§ What is required: Give back every entry, copied exactly.

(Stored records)
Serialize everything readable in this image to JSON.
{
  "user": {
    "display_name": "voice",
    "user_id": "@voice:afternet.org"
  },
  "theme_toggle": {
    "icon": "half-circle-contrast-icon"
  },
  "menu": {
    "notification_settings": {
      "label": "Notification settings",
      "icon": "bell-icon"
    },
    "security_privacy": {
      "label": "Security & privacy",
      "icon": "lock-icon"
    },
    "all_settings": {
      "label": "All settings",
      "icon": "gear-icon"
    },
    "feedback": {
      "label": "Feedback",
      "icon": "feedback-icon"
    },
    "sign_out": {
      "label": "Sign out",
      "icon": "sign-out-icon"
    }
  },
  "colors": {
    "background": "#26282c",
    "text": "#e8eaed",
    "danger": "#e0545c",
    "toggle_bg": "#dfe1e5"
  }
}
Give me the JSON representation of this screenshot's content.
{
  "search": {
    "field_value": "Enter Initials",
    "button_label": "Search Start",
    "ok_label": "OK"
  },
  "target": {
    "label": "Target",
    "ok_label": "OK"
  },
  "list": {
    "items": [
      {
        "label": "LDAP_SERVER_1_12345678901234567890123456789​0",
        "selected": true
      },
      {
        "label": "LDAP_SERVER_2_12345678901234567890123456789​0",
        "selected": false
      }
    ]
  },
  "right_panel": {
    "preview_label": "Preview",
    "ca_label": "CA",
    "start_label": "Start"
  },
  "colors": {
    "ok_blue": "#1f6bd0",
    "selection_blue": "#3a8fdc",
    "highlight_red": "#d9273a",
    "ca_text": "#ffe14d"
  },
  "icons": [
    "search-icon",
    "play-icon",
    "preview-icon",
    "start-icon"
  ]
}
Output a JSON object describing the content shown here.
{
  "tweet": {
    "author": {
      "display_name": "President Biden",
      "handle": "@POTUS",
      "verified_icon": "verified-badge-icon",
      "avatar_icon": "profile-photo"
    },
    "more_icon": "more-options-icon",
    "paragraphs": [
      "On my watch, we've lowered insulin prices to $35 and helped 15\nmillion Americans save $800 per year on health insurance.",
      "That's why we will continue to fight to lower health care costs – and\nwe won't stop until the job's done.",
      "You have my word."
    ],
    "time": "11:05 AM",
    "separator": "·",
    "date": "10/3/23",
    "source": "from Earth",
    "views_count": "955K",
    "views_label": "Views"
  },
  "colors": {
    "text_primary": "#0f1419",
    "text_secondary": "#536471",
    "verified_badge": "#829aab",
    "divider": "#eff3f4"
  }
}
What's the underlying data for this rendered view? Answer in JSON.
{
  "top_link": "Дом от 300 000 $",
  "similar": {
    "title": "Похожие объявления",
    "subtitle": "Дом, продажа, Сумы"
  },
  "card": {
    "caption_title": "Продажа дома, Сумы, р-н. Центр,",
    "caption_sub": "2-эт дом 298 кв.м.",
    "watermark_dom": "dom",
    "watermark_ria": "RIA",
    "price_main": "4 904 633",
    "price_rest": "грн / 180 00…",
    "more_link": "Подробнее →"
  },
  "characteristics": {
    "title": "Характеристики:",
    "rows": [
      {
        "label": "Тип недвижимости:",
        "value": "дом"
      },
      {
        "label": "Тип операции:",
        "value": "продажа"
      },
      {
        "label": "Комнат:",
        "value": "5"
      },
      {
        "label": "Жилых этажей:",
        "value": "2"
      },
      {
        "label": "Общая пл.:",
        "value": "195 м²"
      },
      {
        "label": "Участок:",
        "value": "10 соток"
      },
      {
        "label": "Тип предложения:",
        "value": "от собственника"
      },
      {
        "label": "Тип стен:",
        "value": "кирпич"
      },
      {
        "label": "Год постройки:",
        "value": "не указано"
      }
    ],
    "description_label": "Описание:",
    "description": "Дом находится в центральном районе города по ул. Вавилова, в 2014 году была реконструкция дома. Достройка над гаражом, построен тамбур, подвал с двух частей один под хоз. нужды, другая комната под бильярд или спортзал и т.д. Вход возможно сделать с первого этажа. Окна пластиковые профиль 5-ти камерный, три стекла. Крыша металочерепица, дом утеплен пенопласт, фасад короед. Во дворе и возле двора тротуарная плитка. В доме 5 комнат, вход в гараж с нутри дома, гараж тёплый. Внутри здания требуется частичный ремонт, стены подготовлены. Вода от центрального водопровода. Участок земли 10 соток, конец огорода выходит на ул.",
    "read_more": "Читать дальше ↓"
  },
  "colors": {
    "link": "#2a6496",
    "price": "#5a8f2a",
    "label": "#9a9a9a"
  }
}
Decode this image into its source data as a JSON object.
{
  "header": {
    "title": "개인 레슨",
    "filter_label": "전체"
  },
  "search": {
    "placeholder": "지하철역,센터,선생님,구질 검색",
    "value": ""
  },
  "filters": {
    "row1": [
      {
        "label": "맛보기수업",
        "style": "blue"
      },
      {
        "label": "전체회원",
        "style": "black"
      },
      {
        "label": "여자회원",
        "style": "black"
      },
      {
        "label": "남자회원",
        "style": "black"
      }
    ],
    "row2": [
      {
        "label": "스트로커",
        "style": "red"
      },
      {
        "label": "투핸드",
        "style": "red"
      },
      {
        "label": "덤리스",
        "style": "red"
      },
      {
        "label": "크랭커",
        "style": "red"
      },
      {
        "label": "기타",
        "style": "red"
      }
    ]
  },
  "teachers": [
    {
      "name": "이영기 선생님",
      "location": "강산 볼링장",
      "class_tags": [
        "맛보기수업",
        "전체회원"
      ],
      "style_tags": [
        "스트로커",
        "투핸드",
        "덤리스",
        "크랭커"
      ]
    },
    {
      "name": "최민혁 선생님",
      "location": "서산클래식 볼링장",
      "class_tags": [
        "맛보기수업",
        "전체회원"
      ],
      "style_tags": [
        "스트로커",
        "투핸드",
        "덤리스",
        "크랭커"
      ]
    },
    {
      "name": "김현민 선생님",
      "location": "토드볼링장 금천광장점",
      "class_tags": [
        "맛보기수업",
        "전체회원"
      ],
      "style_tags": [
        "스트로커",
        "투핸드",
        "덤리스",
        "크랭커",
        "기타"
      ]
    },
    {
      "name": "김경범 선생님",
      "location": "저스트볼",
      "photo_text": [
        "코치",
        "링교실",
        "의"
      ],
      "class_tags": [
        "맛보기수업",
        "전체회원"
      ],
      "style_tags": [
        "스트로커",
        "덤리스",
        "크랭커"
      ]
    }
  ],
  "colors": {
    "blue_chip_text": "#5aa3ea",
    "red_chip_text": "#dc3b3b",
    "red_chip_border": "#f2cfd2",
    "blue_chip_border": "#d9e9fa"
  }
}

§ Exercise response:
Serialize everything readable in this image to JSON.
{
  "user": {
    "display_name": "voice",
    "user_id": "@voice:afternet.org"
  },
  "theme_toggle": {
    "icon": "half-circle-contrast-icon"
  },
  "menu": {
    "notification_settings": {
      "label": "Notification settings",
      "icon": "bell-icon"
    },
    "security_privacy": {
      "label": "Security & privacy",
      "icon": "lock-icon"
    },
    "all_settings": {
      "label": "All settings",
      "icon": "gear-icon"
    },
    "feedback": {
      "label": "Feedback",
      "icon": "feedback-icon"
    },
    "sign_out": {
      "label": "Sign out",
      "icon": "sign-out-icon"
    }
  },
  "colors": {
    "background": "#26282c",
    "text": "#e8eaed",
    "danger": "#e0545c",
    "toggle_bg": "#dfe1e5"
  }
}
Give me the JSON representation of this screenshot's content.
{
  "search": {
    "field_value": "Enter Initials",
    "button_label": "Search Start",
    "ok_label": "OK"
  },
  "target": {
    "label": "Target",
    "ok_label": "OK"
  },
  "list": {
    "items": [
      {
        "label": "LDAP_SERVER_1_12345678901234567890123456789​0",
        "selected": true
      },
      {
        "label": "LDAP_SERVER_2_12345678901234567890123456789​0",
        "selected": false
      }
    ]
  },
  "right_panel": {
    "preview_label": "Preview",
    "ca_label": "CA",
    "start_label": "Start"
  },
  "colors": {
    "ok_blue": "#1f6bd0",
    "selection_blue": "#3a8fdc",
    "highlight_red": "#d9273a",
    "ca_text": "#ffe14d"
  },
  "icons": [
    "search-icon",
    "play-icon",
    "preview-icon",
    "start-icon"
  ]
}
Output a JSON object describing the content shown here.
{
  "tweet": {
    "author": {
      "display_name": "President Biden",
      "handle": "@POTUS",
      "verified_icon": "verified-badge-icon",
      "avatar_icon": "profile-photo"
    },
    "more_icon": "more-options-icon",
    "paragraphs": [
      "On my watch, we've lowered insulin prices to $35 and helped 15\nmillion Americans save $800 per year on health insurance.",
      "That's why we will continue to fight to lower health care costs – and\nwe won't stop until the job's done.",
      "You have my word."
    ],
    "time": "11:05 AM",
    "separator": "·",
    "date": "10/3/23",
    "source": "from Earth",
    "views_count": "955K",
    "views_label": "Views"
  },
  "colors": {
    "text_primary": "#0f1419",
    "text_secondary": "#536471",
    "verified_badge": "#829aab",
    "divider": "#eff3f4"
  }
}
What's the underlying data for this rendered view? Answer in JSON.
{
  "top_link": "Дом от 300 000 $",
  "similar": {
    "title": "Похожие объявления",
    "subtitle": "Дом, продажа, Сумы"
  },
  "card": {
    "caption_title": "Продажа дома, Сумы, р-н. Центр,",
    "caption_sub": "2-эт дом 298 кв.м.",
    "watermark_dom": "dom",
    "watermark_ria": "RIA",
    "price_main": "4 904 633",
    "price_rest": "грн / 180 00…",
    "more_link": "Подробнее →"
  },
  "characteristics": {
    "title": "Характеристики:",
    "rows": [
      {
        "label": "Тип недвижимости:",
        "value": "дом"
      },
      {
        "label": "Тип операции:",
        "value": "продажа"
      },
      {
        "label": "Комнат:",
        "value": "5"
      },
      {
        "label": "Жилых этажей:",
        "value": "2"
      },
      {
        "label": "Общая пл.:",
        "value": "195 м²"
      },
      {
        "label": "Участок:",
        "value": "10 соток"
      },
      {
        "label": "Тип предложения:",
        "value": "от собственника"
      },
      {
        "label": "Тип стен:",
        "value": "кирпич"
      },
      {
        "label": "Год постройки:",
        "value": "не указано"
      }
    ],
    "description_label": "Описание:",
    "description": "Дом находится в центральном районе города по ул. Вавилова, в 2014 году была реконструкция дома. Достройка над гаражом, построен тамбур, подвал с двух частей один под хоз. нужды, другая комната под бильярд или спортзал и т.д. Вход возможно сделать с первого этажа. Окна пластиковые профиль 5-ти камерный, три стекла. Крыша металочерепица, дом утеплен пенопласт, фасад короед. Во дворе и возле двора тротуарная плитка. В доме 5 комнат, вход в гараж с нутри дома, гараж тёплый. Внутри здания требуется частичный ремонт, стены подготовлены. Вода от центрального водопровода. Участок земли 10 соток, конец огорода выходит на ул.",
    "read_more": "Читать дальше ↓"
  },
  "colors": {
    "link": "#2a6496",
    "price": "#5a8f2a",
    "label": "#9a9a9a"
  }
}
Decode this image into its source data as a JSON object.
{
  "header": {
    "title": "개인 레슨",
    "filter_label": "전체"
  },
  "search": {
    "placeholder": "지하철역,센터,선생님,구질 검색",
    "value": ""
  },
  "filters": {
    "row1": [
      {
        "label": "맛보기수업",
        "style": "blue"
      },
      {
        "label": "전체회원",
        "style": "black"
      },
      {
        "label": "여자회원",
        "style": "black"
      },
      {
        "label": "남자회원",
        "style": "black"
      }
    ],
    "row2": [
      {
        "label": "스트로커",
        "style": "red"
      },
      {
        "label": "투핸드",
        "style": "red"
      },
      {
        "label": "덤리스",
        "style": "red"
      },
      {
        "label": "크랭커",
        "style": "red"
      },
      {
        "label": "기타",
        "style": "red"
      }
    ]
  },
  "teachers": [
    {
      "name": "이영기 선생님",
      "location": "강산 볼링장",
      "class_tags": [
        "맛보기수업",
        "전체회원"
      ],
      "style_tags": [
        "스트로커",
        "투핸드",
        "덤리스",
        "크랭커"
      ]
    },
    {
      "name": "최민혁 선생님",
      "location": "서산클래식 볼링장",
      "class_tags": [
        "맛보기수업",
        "전체회원"
      ],
      "style_tags": [
        "스트로커",
        "투핸드",
        "덤리스",
        "크랭커"
      ]
    },
    {
      "name": "김현민 선생님",
      "location": "토드볼링장 금천광장점",
      "class_tags": [
        "맛보기수업",
        "전체회원"
      ],
      "style_tags": [
        "스트로커",
        "투핸드",
        "덤리스",
        "크랭커",
        "기타"
      ]
    },
    {
      "name": "김경범 선생님",
      "location": "저스트볼",
      "photo_text": [
        "코치",
        "링교실",
        "의"
      ],
      "class_tags": [
        "맛보기수업",
        "전체회원"
      ],
      "style_tags": [
        "스트로커",
        "덤리스",
        "크랭커"
      ]
    }
  ],
  "colors": {
    "blue_chip_text": "#5aa3ea",
    "red_chip_text": "#dc3b3b",
    "red_chip_border": "#f2cfd2",
    "blue_chip_border": "#d9e9fa"
  }
}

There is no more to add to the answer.